As there was a service, a free one at that, that would take care of maintaining my blogroll seamlessly, I've moved on over and have incorporating Blogrolling.

While I'm far, far behind the times by doing so, I still derive tremendous satisfaction from such a time saving function. Therefore, I'm jumping on the bandwagon.

It may be a while before blogads appear here, however, as I think a reader or two might normally be warranted before I engage in such naked commercialism.

May 1, 2006

It never ceases to amaze me: build something that is easy to understand and powerful in execution and the world will beat a path to your door. I remember the magic of the "I'm feeling lucky" button that Google provided back in 1999 when I first began using the site. seems to be riding the wave: rates the site as the 26th most popular globally, as of yesterday. I was able to find Steven Colbert's satiric masterpiece at the White House Correspondents Dinner over the weekend without any trouble and watch it on my laptop this weekend, an opporunity I might have missed given the curious absence of the speech from CSPAN or other cable networks. While not all video content will be similarly repurposed, I'm struck again, as always, but the power of the global network to bring people together around a great idea.

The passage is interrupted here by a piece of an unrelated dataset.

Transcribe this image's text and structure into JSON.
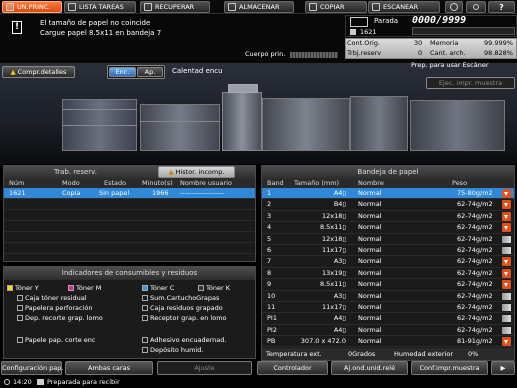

Time's 100 Most Influential

David Letterman's top 10 lists were a fixture of my adulescence, along with the rest of Gen X/Y, but then top 10 lists are everywhere. In the U.S., it seems, listing and ranking borders on obsession. Scratch that. Lists are everywhere, of colleges, nutritious foods, box office at the movie theaters, download lists, page rankings, most watching television shows, top name the category, there's a top 10.

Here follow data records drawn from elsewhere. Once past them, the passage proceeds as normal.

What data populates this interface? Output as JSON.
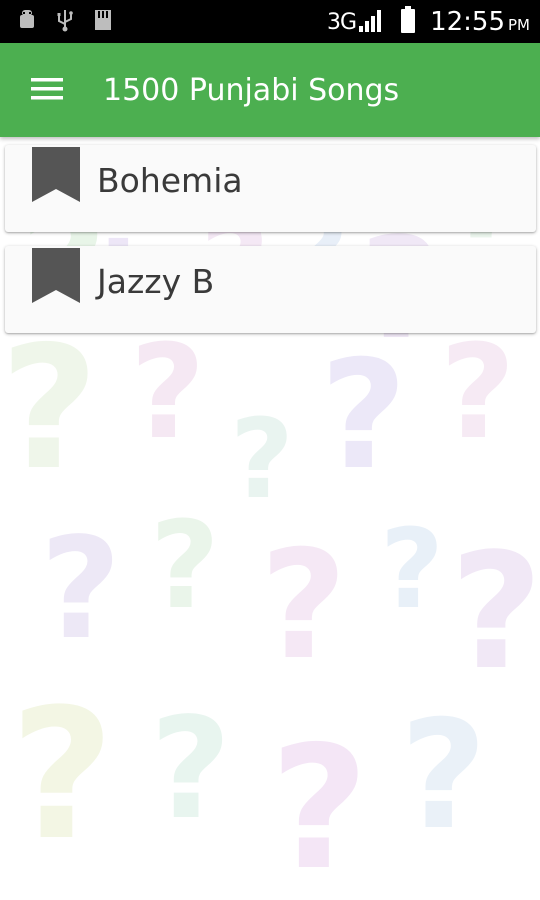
{
  "status_bar": {
    "network_type": "3G",
    "time": "12:55",
    "time_suffix": "PM",
    "icons": [
      "android-debug-icon",
      "usb-icon",
      "sd-card-icon",
      "signal-icon",
      "battery-icon"
    ]
  },
  "app_bar": {
    "title": "1500 Punjabi Songs",
    "menu_icon": "hamburger-menu-icon"
  },
  "list": {
    "items": [
      {
        "label": "Bohemia",
        "icon": "bookmark-icon"
      },
      {
        "label": "Jazzy B",
        "icon": "bookmark-icon"
      }
    ]
  },
  "colors": {
    "app_bar": "#4caf50",
    "status_bar": "#000000",
    "item_text": "#3a3a3a",
    "bookmark": "#555555",
    "card": "#fafafa"
  }
}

So why point this this list of Time Magazine most influential people of 2006?

Simply because it inspired me. There's a cultural bookmark here, to be fair, and each profile has a blurb written by celebrities, politicians and thinkers who themselves might be included on this list or those from years past. I'm cynical enough to doubt the authenticity of some of the prose, but I couldn't help but find hope in the face of extraordinary people making the most of the talent that nature and nurture bestowed upon them. Would that we could all do as much with the brief years we have on this earth.